Mayawati’s conciliatory appeal and the promise of power and positions in her future regime finally brought the upper castes around. The cascading effect of this brought slices of other voter segments, leading to the BSP achieving power on the back of a rainbow caste coalition. The addition of other castes to Dalits came to be known locally as the “plus vote.” And true to her promise, Chief Minister Mayawati found official placements for the same “manuwadi” class that she railed against for much of her career.
Five years on, she would be betrayed by the upper castes, but incredibly the deserters would head for the SP which they had previously rejected. What changed things for them? The Mayawati government placated the upper castes with plum posts. But it also went some distance to implement legal measures enacted for the protection of Dalits. The implementation of the anti-atrocities legislation, and minimal attempts to secure land rights for Dalits, brought a severe upper caste backlash, resulting in the collapse of the artificial caste alliance achieved by Mayawati.
The 2014 verdict is significant because the “plus vote” that benefited the BSP and the SP by turn would seem to have shifted en masse to the BJP. The verdict also signals the end of what had seemed like a natural progression — the shift of power down the caste ladder in U.P. If Mayawati was innovative in her time, Narendra Modi would outdo her by assembling a jumbo pack of all castes and communities barring Muslims and the BSP’s core Jatav vote.
The BSP won no seats even with a 19.6 per cent vote share. In a State with a Scheduled Caste population of 21 per cent, it is a fair conclusion that the BSP retained its core Jatav vote of around 12 per cent and a slice of vote of other Dalits and perhaps Muslims.
Election 2014 is a victory as much of Mr. Modi’s individual appeal as of his giant PR machine.
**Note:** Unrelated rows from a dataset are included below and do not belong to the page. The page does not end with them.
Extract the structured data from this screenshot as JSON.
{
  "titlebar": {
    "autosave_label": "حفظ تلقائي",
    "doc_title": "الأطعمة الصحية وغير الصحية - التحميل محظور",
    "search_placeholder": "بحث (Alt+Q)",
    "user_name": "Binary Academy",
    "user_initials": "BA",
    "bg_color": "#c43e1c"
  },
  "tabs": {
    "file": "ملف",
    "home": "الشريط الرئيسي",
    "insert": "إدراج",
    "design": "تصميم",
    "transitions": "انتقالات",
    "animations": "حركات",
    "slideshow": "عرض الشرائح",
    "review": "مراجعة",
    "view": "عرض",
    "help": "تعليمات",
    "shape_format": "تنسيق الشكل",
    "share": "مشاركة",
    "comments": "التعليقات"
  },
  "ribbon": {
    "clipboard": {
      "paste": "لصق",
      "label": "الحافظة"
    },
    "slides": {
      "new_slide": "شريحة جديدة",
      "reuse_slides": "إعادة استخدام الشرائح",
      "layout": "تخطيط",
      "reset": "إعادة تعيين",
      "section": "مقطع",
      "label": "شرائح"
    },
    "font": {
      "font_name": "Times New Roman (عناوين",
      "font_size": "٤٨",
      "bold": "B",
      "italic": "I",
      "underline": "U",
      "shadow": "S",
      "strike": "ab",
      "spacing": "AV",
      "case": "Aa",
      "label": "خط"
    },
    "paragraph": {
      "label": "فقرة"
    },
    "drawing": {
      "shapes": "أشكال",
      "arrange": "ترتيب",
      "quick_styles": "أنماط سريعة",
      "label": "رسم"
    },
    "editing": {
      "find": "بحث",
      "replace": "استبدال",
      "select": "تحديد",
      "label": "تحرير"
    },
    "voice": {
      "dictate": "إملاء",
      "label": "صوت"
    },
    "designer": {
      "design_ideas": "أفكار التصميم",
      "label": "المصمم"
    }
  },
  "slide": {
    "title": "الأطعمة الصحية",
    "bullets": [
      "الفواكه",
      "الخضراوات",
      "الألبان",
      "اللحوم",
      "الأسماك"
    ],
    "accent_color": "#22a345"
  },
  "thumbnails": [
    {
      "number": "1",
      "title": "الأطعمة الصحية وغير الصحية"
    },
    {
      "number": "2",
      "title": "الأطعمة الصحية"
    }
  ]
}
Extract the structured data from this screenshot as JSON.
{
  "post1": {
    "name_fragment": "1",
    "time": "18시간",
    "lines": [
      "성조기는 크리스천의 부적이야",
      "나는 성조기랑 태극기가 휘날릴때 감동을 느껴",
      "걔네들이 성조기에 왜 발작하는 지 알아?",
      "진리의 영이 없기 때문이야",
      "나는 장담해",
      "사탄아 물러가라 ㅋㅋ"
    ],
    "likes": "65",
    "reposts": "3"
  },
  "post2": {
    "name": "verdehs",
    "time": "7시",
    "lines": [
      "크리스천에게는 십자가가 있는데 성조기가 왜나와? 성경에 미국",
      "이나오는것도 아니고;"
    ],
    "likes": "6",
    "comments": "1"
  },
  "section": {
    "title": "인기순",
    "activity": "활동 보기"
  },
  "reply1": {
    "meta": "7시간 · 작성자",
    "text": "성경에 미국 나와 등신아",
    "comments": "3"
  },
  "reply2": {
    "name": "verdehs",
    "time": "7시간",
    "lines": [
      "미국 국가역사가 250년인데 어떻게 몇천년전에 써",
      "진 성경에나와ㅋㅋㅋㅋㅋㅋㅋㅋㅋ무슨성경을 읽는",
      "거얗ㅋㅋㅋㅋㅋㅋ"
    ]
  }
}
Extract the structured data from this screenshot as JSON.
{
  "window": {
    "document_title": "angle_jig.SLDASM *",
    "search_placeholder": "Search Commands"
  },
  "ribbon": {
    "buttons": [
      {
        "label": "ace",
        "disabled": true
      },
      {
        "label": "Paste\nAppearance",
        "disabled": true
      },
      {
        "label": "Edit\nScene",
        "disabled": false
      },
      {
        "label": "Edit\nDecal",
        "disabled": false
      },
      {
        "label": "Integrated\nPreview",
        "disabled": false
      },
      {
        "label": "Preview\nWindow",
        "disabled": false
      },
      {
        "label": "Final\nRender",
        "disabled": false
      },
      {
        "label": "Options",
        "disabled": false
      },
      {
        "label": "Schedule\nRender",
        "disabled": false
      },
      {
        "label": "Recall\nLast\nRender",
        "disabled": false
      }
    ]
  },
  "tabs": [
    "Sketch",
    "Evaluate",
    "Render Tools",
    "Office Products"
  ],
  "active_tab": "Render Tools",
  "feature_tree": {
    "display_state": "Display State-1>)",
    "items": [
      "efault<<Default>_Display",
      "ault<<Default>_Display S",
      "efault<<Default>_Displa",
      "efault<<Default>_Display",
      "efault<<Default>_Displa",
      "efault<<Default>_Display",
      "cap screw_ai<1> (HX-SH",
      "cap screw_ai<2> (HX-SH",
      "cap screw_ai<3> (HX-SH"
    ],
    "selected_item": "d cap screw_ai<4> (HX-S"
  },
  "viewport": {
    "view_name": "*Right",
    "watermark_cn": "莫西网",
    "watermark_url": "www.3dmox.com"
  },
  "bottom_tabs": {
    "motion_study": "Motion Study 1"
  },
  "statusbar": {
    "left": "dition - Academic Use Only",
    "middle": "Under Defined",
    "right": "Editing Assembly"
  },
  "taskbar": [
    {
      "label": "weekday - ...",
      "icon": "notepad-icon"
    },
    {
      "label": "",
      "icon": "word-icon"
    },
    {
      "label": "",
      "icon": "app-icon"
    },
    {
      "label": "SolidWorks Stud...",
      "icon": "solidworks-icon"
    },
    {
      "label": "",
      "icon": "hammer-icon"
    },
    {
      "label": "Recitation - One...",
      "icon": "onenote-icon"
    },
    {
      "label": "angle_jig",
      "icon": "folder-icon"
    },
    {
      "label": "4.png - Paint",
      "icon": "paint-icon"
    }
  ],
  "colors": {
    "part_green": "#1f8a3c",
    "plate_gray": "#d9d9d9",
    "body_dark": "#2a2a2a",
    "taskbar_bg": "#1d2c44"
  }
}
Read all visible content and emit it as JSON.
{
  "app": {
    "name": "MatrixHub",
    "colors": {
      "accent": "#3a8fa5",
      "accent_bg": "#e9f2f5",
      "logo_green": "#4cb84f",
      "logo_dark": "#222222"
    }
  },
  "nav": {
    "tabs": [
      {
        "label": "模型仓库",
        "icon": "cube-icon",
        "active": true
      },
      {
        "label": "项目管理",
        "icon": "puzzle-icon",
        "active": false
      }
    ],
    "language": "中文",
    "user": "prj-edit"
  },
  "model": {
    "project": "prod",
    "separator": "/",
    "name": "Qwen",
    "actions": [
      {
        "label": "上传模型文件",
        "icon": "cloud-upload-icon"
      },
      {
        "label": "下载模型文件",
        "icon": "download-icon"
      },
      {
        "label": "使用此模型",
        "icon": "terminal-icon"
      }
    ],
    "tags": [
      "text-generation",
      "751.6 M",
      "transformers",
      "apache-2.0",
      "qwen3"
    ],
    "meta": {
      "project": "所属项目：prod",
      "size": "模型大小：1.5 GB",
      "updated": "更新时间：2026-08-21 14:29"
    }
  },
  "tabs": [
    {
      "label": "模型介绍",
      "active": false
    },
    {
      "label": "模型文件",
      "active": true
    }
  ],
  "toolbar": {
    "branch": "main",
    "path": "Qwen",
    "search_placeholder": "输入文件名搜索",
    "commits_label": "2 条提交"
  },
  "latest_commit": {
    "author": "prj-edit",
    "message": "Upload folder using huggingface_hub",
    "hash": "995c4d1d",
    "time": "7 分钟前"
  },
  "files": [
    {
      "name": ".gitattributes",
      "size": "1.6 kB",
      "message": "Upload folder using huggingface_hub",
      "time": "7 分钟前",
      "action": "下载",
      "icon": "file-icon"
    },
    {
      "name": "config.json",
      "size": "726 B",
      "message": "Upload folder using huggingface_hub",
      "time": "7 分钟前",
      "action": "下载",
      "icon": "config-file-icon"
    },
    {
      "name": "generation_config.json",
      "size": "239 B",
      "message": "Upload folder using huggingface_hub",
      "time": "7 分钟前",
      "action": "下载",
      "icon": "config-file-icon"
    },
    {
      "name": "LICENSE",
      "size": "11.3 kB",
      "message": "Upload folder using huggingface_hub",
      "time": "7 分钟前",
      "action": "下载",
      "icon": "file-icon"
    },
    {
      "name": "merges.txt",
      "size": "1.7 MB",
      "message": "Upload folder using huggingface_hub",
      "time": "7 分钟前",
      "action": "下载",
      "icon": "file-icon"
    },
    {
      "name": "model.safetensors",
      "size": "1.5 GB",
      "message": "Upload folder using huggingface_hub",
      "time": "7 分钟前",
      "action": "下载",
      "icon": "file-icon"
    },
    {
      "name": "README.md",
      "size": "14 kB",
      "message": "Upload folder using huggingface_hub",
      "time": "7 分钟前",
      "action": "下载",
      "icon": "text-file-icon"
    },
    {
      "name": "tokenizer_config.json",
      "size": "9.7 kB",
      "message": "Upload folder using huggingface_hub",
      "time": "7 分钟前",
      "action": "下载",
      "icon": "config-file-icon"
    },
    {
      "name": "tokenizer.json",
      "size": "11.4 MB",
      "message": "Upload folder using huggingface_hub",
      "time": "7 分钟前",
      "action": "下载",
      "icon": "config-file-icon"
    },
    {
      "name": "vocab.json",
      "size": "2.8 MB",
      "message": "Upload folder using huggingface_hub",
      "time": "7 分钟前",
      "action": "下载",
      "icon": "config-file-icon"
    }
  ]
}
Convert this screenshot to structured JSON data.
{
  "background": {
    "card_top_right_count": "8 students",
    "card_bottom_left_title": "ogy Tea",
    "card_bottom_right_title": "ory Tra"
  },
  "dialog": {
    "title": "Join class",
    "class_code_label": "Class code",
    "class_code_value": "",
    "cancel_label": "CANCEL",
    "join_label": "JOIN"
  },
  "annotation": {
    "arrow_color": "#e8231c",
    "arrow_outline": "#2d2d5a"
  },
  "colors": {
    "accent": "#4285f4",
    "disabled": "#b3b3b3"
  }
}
For the BSP, which has so far shunned the media, it is a long battle made more difficult by the recent spate of attacks on Dalits and lower OBCs. The party has to demonstrate firm leadership of its own core voters even as it creatively reconnects with the alienated upper and middle castes.